Assigned task. How many lines of the records below contain the word "title"? Answer with the number alone.

- Opening Delimiter -

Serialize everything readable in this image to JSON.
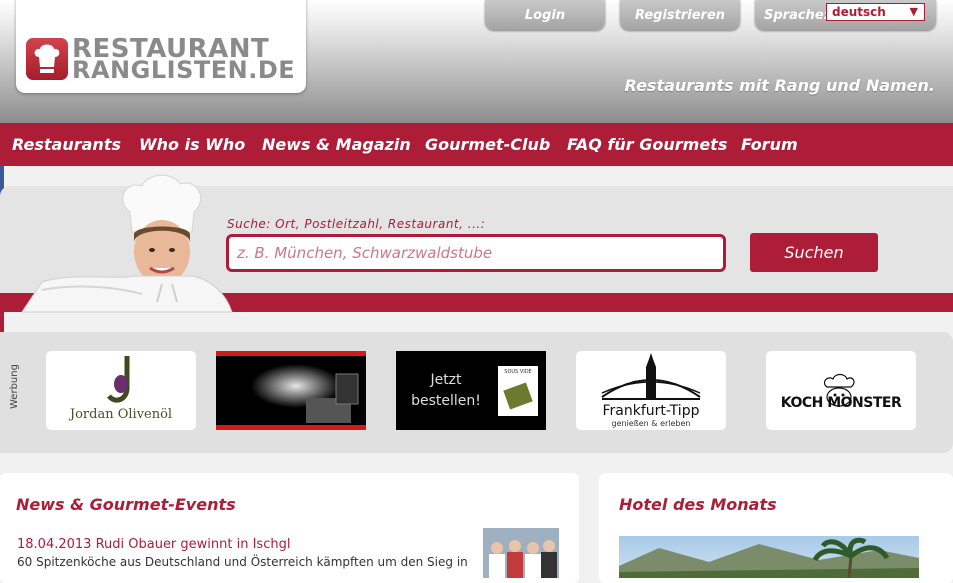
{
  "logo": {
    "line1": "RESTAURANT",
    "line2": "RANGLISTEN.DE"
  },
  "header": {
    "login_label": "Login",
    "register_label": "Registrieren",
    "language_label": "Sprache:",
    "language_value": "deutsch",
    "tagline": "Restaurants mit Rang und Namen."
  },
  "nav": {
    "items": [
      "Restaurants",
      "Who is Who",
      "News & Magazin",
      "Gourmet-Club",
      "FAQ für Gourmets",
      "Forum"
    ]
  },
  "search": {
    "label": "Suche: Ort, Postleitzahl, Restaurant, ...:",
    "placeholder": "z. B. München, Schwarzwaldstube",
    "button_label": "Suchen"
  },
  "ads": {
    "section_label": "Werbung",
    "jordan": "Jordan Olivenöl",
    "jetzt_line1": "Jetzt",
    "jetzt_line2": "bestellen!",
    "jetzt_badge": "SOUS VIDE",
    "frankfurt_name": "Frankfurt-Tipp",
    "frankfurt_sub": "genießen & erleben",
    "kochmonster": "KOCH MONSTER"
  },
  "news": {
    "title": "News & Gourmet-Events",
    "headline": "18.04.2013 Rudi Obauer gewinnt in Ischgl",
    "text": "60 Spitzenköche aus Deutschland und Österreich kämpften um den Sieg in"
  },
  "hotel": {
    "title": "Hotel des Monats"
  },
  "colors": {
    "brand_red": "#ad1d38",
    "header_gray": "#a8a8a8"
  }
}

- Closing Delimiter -

Solution below. 2